§ WORK TASK
Copy every entry word for word, but skip the pictures.
*** Block opens ***
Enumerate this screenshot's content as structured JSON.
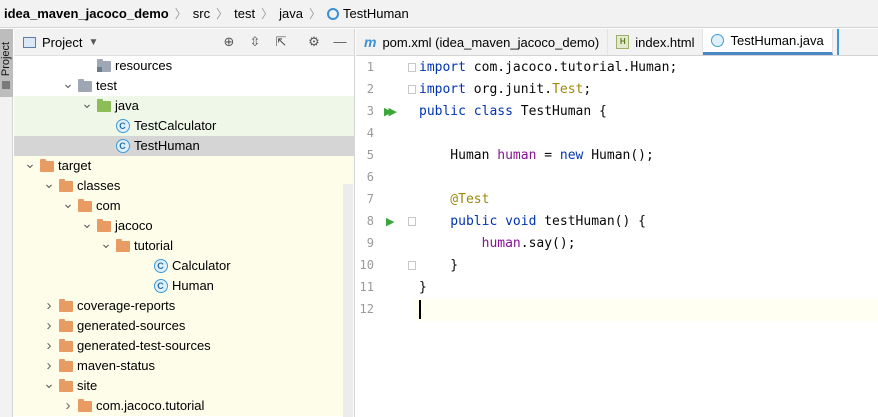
{
  "breadcrumb": {
    "project": "idea_maven_jacoco_demo",
    "items": [
      "src",
      "test",
      "java",
      "TestHuman"
    ]
  },
  "toolstrip": {
    "label": "Project"
  },
  "project_panel": {
    "title": "Project",
    "tree": [
      {
        "label": "resources",
        "depth": 4,
        "icon": "folder-resources",
        "expanded": null,
        "bg": "none"
      },
      {
        "label": "test",
        "depth": 3,
        "icon": "folder-gray",
        "expanded": true,
        "bg": "none"
      },
      {
        "label": "java",
        "depth": 4,
        "icon": "folder-green",
        "expanded": true,
        "bg": "green"
      },
      {
        "label": "TestCalculator",
        "depth": 5,
        "icon": "class-icon",
        "expanded": null,
        "bg": "green"
      },
      {
        "label": "TestHuman",
        "depth": 5,
        "icon": "class-icon",
        "expanded": null,
        "bg": "selected"
      },
      {
        "label": "target",
        "depth": 1,
        "icon": "folder-orange",
        "expanded": true,
        "bg": "yellow"
      },
      {
        "label": "classes",
        "depth": 2,
        "icon": "folder-orange",
        "expanded": true,
        "bg": "yellow"
      },
      {
        "label": "com",
        "depth": 3,
        "icon": "folder-orange",
        "expanded": true,
        "bg": "yellow"
      },
      {
        "label": "jacoco",
        "depth": 4,
        "icon": "folder-orange",
        "expanded": true,
        "bg": "yellow"
      },
      {
        "label": "tutorial",
        "depth": 5,
        "icon": "folder-orange",
        "expanded": true,
        "bg": "yellow"
      },
      {
        "label": "Calculator",
        "depth": 7,
        "icon": "class-icon",
        "expanded": null,
        "bg": "yellow"
      },
      {
        "label": "Human",
        "depth": 7,
        "icon": "class-icon",
        "expanded": null,
        "bg": "yellow"
      },
      {
        "label": "coverage-reports",
        "depth": 2,
        "icon": "folder-orange",
        "expanded": false,
        "bg": "yellow"
      },
      {
        "label": "generated-sources",
        "depth": 2,
        "icon": "folder-orange",
        "expanded": false,
        "bg": "yellow"
      },
      {
        "label": "generated-test-sources",
        "depth": 2,
        "icon": "folder-orange",
        "expanded": false,
        "bg": "yellow"
      },
      {
        "label": "maven-status",
        "depth": 2,
        "icon": "folder-orange",
        "expanded": false,
        "bg": "yellow"
      },
      {
        "label": "site",
        "depth": 2,
        "icon": "folder-orange",
        "expanded": true,
        "bg": "yellow"
      },
      {
        "label": "com.jacoco.tutorial",
        "depth": 3,
        "icon": "folder-orange",
        "expanded": false,
        "bg": "yellow"
      }
    ]
  },
  "tabs": [
    {
      "label": "pom.xml (idea_maven_jacoco_demo)",
      "icon": "maven-icon",
      "active": false
    },
    {
      "label": "index.html",
      "icon": "html-icon",
      "active": false
    },
    {
      "label": "TestHuman.java",
      "icon": "class-icon",
      "active": true
    }
  ],
  "editor": {
    "lines": [
      {
        "n": "1",
        "tokens": [
          [
            "kw",
            "import"
          ],
          [
            "plain",
            " com.jacoco.tutorial.Human;"
          ]
        ]
      },
      {
        "n": "2",
        "tokens": [
          [
            "kw",
            "import"
          ],
          [
            "plain",
            " org.junit."
          ],
          [
            "ann",
            "Test"
          ],
          [
            "plain",
            ";"
          ]
        ]
      },
      {
        "n": "3",
        "tokens": [
          [
            "kw",
            "public class"
          ],
          [
            "plain",
            " TestHuman {"
          ]
        ]
      },
      {
        "n": "4",
        "tokens": []
      },
      {
        "n": "5",
        "tokens": [
          [
            "plain",
            "    Human "
          ],
          [
            "field",
            "human"
          ],
          [
            "plain",
            " = "
          ],
          [
            "kw",
            "new"
          ],
          [
            "plain",
            " Human();"
          ]
        ]
      },
      {
        "n": "6",
        "tokens": []
      },
      {
        "n": "7",
        "tokens": [
          [
            "ann",
            "    @Test"
          ]
        ]
      },
      {
        "n": "8",
        "tokens": [
          [
            "kw",
            "    public void"
          ],
          [
            "plain",
            " testHuman() {"
          ]
        ]
      },
      {
        "n": "9",
        "tokens": [
          [
            "field",
            "        human"
          ],
          [
            "plain",
            ".say();"
          ]
        ]
      },
      {
        "n": "10",
        "tokens": [
          [
            "plain",
            "    }"
          ]
        ]
      },
      {
        "n": "11",
        "tokens": [
          [
            "plain",
            "}"
          ]
        ]
      },
      {
        "n": "12",
        "tokens": []
      }
    ]
  }
}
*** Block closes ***
§ WRITTEN SOLUTION
Enumerate this screenshot's content as structured JSON.
{
  "breadcrumb": {
    "project": "idea_maven_jacoco_demo",
    "items": [
      "src",
      "test",
      "java",
      "TestHuman"
    ]
  },
  "toolstrip": {
    "label": "Project"
  },
  "project_panel": {
    "title": "Project",
    "tree": [
      {
        "label": "resources",
        "depth": 4,
        "icon": "folder-resources",
        "expanded": null,
        "bg": "none"
      },
      {
        "label": "test",
        "depth": 3,
        "icon": "folder-gray",
        "expanded": true,
        "bg": "none"
      },
      {
        "label": "java",
        "depth": 4,
        "icon": "folder-green",
        "expanded": true,
        "bg": "green"
      },
      {
        "label": "TestCalculator",
        "depth": 5,
        "icon": "class-icon",
        "expanded": null,
        "bg": "green"
      },
      {
        "label": "TestHuman",
        "depth": 5,
        "icon": "class-icon",
        "expanded": null,
        "bg": "selected"
      },
      {
        "label": "target",
        "depth": 1,
        "icon": "folder-orange",
        "expanded": true,
        "bg": "yellow"
      },
      {
        "label": "classes",
        "depth": 2,
        "icon": "folder-orange",
        "expanded": true,
        "bg": "yellow"
      },
      {
        "label": "com",
        "depth": 3,
        "icon": "folder-orange",
        "expanded": true,
        "bg": "yellow"
      },
      {
        "label": "jacoco",
        "depth": 4,
        "icon": "folder-orange",
        "expanded": true,
        "bg": "yellow"
      },
      {
        "label": "tutorial",
        "depth": 5,
        "icon": "folder-orange",
        "expanded": true,
        "bg": "yellow"
      },
      {
        "label": "Calculator",
        "depth": 7,
        "icon": "class-icon",
        "expanded": null,
        "bg": "yellow"
      },
      {
        "label": "Human",
        "depth": 7,
        "icon": "class-icon",
        "expanded": null,
        "bg": "yellow"
      },
      {
        "label": "coverage-reports",
        "depth": 2,
        "icon": "folder-orange",
        "expanded": false,
        "bg": "yellow"
      },
      {
        "label": "generated-sources",
        "depth": 2,
        "icon": "folder-orange",
        "expanded": false,
        "bg": "yellow"
      },
      {
        "label": "generated-test-sources",
        "depth": 2,
        "icon": "folder-orange",
        "expanded": false,
        "bg": "yellow"
      },
      {
        "label": "maven-status",
        "depth": 2,
        "icon": "folder-orange",
        "expanded": false,
        "bg": "yellow"
      },
      {
        "label": "site",
        "depth": 2,
        "icon": "folder-orange",
        "expanded": true,
        "bg": "yellow"
      },
      {
        "label": "com.jacoco.tutorial",
        "depth": 3,
        "icon": "folder-orange",
        "expanded": false,
        "bg": "yellow"
      }
    ]
  },
  "tabs": [
    {
      "label": "pom.xml (idea_maven_jacoco_demo)",
      "icon": "maven-icon",
      "active": false
    },
    {
      "label": "index.html",
      "icon": "html-icon",
      "active": false
    },
    {
      "label": "TestHuman.java",
      "icon": "class-icon",
      "active": true
    }
  ],
  "editor": {
    "lines": [
      {
        "n": "1",
        "tokens": [
          [
            "kw",
            "import"
          ],
          [
            "plain",
            " com.jacoco.tutorial.Human;"
          ]
        ]
      },
      {
        "n": "2",
        "tokens": [
          [
            "kw",
            "import"
          ],
          [
            "plain",
            " org.junit."
          ],
          [
            "ann",
            "Test"
          ],
          [
            "plain",
            ";"
          ]
        ]
      },
      {
        "n": "3",
        "tokens": [
          [
            "kw",
            "public class"
          ],
          [
            "plain",
            " TestHuman {"
          ]
        ]
      },
      {
        "n": "4",
        "tokens": []
      },
      {
        "n": "5",
        "tokens": [
          [
            "plain",
            "    Human "
          ],
          [
            "field",
            "human"
          ],
          [
            "plain",
            " = "
          ],
          [
            "kw",
            "new"
          ],
          [
            "plain",
            " Human();"
          ]
        ]
      },
      {
        "n": "6",
        "tokens": []
      },
      {
        "n": "7",
        "tokens": [
          [
            "ann",
            "    @Test"
          ]
        ]
      },
      {
        "n": "8",
        "tokens": [
          [
            "kw",
            "    public void"
          ],
          [
            "plain",
            " testHuman() {"
          ]
        ]
      },
      {
        "n": "9",
        "tokens": [
          [
            "field",
            "        human"
          ],
          [
            "plain",
            ".say();"
          ]
        ]
      },
      {
        "n": "10",
        "tokens": [
          [
            "plain",
            "    }"
          ]
        ]
      },
      {
        "n": "11",
        "tokens": [
          [
            "plain",
            "}"
          ]
        ]
      },
      {
        "n": "12",
        "tokens": []
      }
    ]
  }
}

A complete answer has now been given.